Japan set to increase defense budget to 2% of GDP in 2027
Japanese Prime Minister Fumio Kishida directs his defense and finance ministers to raise national-security spending.
Japanese Prime Minister Fumio Kishida instructed his cabinet ministers to increase Japan's defense budget to around 2% of the gross domestic product in the year starting April 2027.
He gave those instructions to Defense Minister Yasukazu Hamada and Finance Minister Shunichi Suzuki on Monday, as part of Japan's plans to expand its defense budget to meet new security challenges.
The budget aims to cover funding for scientific research, cyber technology, infrastructure, and an improvement of the Japan Coast Guard, while the initial budget for fiscal 2022 accounted for 1% of GDP at 5.4 trillion yen ($39.3 billion).
The government will decide the budget by the end of December, as well as secure financial resources for defense equipment over the next five years, paving the way for a change in Japan's postwar security policy. It is worth noting that this is the first time that Kishida has referred to a specific level of defense spending.

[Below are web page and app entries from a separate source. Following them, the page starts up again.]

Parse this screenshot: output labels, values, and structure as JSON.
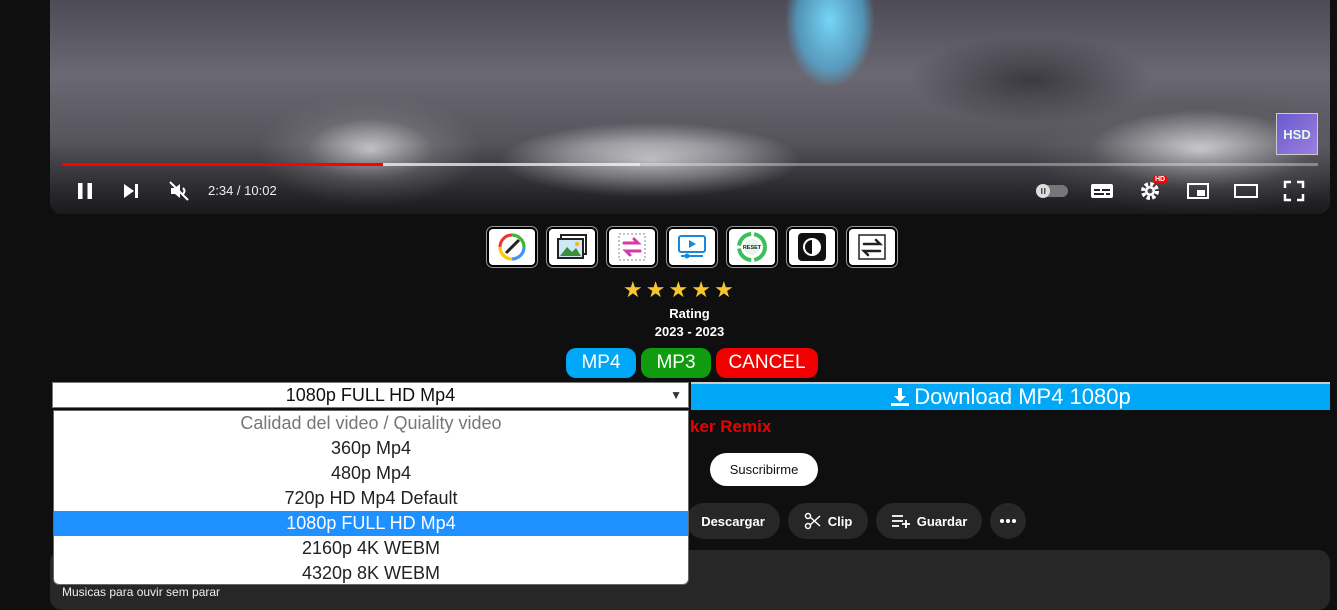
{
  "player": {
    "time": "2:34 / 10:02",
    "progress_fraction": 0.2557,
    "buffer_fraction": 0.46,
    "watermark": "HSD",
    "hd_badge": "HD",
    "icons": [
      "pause-icon",
      "next-icon",
      "mute-icon",
      "autoplay-toggle-icon",
      "subtitles-icon",
      "settings-icon",
      "miniplayer-icon",
      "theater-icon",
      "fullscreen-icon"
    ]
  },
  "toolbar": {
    "icons": [
      "color-palette-icon",
      "image-icon",
      "repeat-icon",
      "player-icon",
      "reset-icon",
      "contrast-icon",
      "swap-icon"
    ]
  },
  "rating": {
    "stars": 5,
    "label": "Rating",
    "years": "2023 - 2023"
  },
  "formats": {
    "mp4": "MP4",
    "mp3": "MP3",
    "cancel": "CANCEL",
    "colors": {
      "mp4": "#00a7f7",
      "mp3": "#0f9d0f",
      "cancel": "#f00000"
    }
  },
  "download": {
    "label": "Download MP4 1080p",
    "selected_quality": "1080p FULL HD Mp4",
    "options": [
      "Calidad del video / Quiality video",
      "360p Mp4",
      "480p Mp4",
      "720p HD Mp4 Default",
      "1080p FULL HD Mp4",
      "2160p 4K WEBM",
      "4320p 8K WEBM"
    ],
    "selected_index": 4
  },
  "video_info": {
    "title_tail": "ker Remix",
    "subscribe": "Suscribirme",
    "actions": {
      "download": "Descargar",
      "clip": "Clip",
      "save": "Guardar"
    },
    "description": "Musicas para ouvir sem parar"
  }
}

When Prime Minister Takeo Miki was in charge in 1976, the general guideline for Japan's defense spending has been 1% or less. However, the ruling Liberal Democratic Party has been pushing for an increase to 2%, especially since the war in Ukraine prompted a number of NATO members to set their defense spending at that level.
The government will ditch a vertically administered structure to focus more on activities under the Ministry of Defense and move toward a system where all departments will have a role to play in national security. Based on the current GDP, the new defense budget will amount to approximately 11 trillion yen.
The main pillar of the new defense budget will be the acquisition of counterstrike capabilities, which will be used to attack opponents' missile launch sites and other targets.
The government will extend the range of its missiles and introduce the Tomahawk, a US cruise missile. It will also improve its fighting capability by purchasing additional ammunition, which is currently in short supply.
On the other hand, the Liberal Democratic Party is deeply skeptical about raising taxes to fund defense spending. The question of whether the government will be able to secure a stable source of funding to allow for long-term increases in defense spending remains unanswered.
The Prime Minister has instructed his ministers to secure budget revenue by the end of December and has indicated that he will allow the temporary issuance of deficit-covering bonds until fiscal 2027 to secure financial resources. He also asked them to devise ways to increase financial resources, including through expenditure reform.
Earlier this week, the Japanese Defense Ministry said it was seeking $6.7 billion in additional spending this financial year to accelerate purchases of military equipment, a record in Japan's history, arguing it was due to the "increasingly severe" regional security environment.
The Ministry cited the "challenges" posed by China and North Korea and said the regional security situation was becoming "increasingly severe at an unprecedented speed."